Exercise inputs:

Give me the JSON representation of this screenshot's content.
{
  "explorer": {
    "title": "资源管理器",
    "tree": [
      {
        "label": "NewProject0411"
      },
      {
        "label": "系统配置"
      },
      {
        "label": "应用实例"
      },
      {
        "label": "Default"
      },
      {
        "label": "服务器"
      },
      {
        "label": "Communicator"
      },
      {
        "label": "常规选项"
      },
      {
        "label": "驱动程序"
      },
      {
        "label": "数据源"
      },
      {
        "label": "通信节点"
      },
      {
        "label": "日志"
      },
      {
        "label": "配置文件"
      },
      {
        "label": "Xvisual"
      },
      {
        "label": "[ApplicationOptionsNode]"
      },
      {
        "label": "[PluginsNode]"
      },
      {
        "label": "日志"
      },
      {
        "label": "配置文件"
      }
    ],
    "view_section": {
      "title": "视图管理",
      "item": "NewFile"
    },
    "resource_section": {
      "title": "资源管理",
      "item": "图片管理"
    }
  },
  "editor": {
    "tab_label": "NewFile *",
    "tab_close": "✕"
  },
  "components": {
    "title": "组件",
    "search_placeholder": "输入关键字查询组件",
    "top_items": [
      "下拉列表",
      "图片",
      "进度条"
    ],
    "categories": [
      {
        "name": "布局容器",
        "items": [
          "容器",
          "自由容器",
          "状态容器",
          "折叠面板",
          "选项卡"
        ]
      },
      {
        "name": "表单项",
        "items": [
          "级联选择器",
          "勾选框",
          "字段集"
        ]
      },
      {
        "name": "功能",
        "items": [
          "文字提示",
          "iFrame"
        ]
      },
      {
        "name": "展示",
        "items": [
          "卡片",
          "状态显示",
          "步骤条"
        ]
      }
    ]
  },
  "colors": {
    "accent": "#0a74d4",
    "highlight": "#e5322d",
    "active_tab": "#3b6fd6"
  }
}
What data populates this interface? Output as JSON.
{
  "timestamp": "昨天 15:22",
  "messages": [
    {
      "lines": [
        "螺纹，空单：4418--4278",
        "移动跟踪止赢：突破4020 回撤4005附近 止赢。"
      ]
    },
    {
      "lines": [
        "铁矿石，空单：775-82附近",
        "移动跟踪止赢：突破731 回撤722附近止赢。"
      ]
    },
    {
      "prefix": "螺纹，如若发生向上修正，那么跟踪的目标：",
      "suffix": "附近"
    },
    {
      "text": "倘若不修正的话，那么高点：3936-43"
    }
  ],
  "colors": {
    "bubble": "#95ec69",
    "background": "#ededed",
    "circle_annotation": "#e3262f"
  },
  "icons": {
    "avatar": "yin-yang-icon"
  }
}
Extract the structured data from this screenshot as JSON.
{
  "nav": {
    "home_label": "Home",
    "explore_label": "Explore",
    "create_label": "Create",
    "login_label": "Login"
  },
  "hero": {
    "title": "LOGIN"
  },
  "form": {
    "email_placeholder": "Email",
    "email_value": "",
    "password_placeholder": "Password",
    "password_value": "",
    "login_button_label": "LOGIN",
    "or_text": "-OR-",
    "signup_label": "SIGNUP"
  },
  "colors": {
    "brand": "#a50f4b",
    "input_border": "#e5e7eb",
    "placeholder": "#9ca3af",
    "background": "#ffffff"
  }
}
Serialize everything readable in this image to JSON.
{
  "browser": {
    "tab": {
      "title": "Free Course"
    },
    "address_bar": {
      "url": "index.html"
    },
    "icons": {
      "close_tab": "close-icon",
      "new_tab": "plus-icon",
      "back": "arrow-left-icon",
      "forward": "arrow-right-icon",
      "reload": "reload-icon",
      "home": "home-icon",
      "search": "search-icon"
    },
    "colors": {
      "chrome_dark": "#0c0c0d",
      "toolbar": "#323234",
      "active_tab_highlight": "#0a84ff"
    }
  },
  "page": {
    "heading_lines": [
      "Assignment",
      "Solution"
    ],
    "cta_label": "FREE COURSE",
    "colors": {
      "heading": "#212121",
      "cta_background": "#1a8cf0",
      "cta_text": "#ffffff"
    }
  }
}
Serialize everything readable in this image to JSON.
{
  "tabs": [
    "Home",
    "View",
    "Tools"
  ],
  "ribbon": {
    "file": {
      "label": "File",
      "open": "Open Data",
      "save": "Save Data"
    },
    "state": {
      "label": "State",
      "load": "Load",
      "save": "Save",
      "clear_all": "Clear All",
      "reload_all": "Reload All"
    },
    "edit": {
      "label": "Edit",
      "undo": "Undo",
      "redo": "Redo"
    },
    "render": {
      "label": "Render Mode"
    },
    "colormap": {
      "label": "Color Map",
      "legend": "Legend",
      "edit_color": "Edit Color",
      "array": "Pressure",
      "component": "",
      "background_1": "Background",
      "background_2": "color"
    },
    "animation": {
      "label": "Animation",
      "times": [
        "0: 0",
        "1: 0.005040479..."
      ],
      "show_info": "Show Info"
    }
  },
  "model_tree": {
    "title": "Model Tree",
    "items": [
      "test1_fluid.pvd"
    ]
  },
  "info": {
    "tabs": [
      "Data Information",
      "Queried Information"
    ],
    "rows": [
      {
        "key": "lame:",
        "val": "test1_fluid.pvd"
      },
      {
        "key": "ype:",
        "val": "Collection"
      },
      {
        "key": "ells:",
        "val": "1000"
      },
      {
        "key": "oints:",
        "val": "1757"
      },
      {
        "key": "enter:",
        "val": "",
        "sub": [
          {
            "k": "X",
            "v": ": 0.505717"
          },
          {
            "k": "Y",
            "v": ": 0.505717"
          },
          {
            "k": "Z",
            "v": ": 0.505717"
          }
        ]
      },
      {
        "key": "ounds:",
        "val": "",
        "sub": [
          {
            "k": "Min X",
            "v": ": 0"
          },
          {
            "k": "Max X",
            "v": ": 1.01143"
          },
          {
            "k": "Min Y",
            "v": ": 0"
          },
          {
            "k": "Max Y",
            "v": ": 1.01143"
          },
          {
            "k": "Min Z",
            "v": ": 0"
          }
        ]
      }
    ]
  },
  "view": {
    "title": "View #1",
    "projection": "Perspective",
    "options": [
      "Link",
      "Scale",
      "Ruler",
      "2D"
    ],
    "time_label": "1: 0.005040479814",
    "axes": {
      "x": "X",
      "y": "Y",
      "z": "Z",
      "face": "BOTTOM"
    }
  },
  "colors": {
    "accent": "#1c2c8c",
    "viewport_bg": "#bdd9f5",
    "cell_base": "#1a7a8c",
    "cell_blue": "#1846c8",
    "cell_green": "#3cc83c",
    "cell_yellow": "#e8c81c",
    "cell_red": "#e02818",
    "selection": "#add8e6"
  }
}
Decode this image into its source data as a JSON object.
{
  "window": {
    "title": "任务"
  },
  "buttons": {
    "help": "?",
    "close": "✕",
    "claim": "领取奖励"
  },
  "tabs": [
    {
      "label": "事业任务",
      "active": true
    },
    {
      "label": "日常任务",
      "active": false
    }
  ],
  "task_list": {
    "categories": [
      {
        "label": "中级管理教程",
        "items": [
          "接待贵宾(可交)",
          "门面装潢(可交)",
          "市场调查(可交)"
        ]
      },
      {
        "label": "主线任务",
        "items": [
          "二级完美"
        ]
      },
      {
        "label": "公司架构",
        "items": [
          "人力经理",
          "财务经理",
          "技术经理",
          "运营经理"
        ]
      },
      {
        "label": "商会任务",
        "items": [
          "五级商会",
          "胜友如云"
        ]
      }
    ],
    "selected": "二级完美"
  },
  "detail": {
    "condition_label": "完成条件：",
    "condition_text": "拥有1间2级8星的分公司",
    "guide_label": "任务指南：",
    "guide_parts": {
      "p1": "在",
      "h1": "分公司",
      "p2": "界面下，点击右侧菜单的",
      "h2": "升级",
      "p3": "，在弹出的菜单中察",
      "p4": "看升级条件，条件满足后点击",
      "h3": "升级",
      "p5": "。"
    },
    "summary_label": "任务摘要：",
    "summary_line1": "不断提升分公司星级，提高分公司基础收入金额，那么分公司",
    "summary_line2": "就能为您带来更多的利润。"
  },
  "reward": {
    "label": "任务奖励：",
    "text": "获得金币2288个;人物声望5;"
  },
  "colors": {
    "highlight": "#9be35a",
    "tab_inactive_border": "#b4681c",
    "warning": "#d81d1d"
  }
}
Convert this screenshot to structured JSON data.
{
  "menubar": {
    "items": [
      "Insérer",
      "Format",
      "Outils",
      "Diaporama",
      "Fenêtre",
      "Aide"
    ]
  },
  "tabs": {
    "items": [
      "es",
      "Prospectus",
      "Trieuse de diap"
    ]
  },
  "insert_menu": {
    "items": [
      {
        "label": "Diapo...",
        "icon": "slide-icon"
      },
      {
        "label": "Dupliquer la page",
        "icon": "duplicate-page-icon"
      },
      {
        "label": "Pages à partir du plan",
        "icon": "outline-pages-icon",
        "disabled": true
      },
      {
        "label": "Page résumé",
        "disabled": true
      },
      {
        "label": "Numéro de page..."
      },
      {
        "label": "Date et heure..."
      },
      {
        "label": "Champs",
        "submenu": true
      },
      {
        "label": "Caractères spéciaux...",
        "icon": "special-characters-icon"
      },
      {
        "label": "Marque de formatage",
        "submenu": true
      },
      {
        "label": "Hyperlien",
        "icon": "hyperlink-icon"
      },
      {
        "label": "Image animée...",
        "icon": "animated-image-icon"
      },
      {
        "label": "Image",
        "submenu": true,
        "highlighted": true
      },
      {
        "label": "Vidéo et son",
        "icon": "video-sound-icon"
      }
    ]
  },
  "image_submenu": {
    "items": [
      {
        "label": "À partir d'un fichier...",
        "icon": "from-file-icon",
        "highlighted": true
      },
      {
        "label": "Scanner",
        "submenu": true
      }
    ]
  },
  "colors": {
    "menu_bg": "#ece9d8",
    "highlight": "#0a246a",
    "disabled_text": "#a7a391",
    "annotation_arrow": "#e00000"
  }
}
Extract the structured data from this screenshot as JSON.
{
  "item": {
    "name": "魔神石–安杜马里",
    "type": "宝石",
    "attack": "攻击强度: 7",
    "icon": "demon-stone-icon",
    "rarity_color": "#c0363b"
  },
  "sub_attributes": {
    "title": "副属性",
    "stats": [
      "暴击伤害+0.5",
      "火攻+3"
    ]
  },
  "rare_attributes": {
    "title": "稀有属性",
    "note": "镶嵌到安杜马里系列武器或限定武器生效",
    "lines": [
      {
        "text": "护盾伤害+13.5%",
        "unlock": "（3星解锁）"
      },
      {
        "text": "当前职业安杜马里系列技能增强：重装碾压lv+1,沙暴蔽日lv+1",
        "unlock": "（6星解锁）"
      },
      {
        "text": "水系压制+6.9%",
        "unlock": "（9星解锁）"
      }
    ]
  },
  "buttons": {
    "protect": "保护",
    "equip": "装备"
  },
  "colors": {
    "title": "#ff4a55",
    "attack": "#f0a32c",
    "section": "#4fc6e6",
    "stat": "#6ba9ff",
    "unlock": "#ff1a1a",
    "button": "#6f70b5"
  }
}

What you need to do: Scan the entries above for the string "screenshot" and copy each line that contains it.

Exercise response:
Give me the JSON representation of this screenshot's content.
Extract the structured data from this screenshot as JSON.
Convert this screenshot to structured JSON data.
Extract the structured data from this screenshot as JSON.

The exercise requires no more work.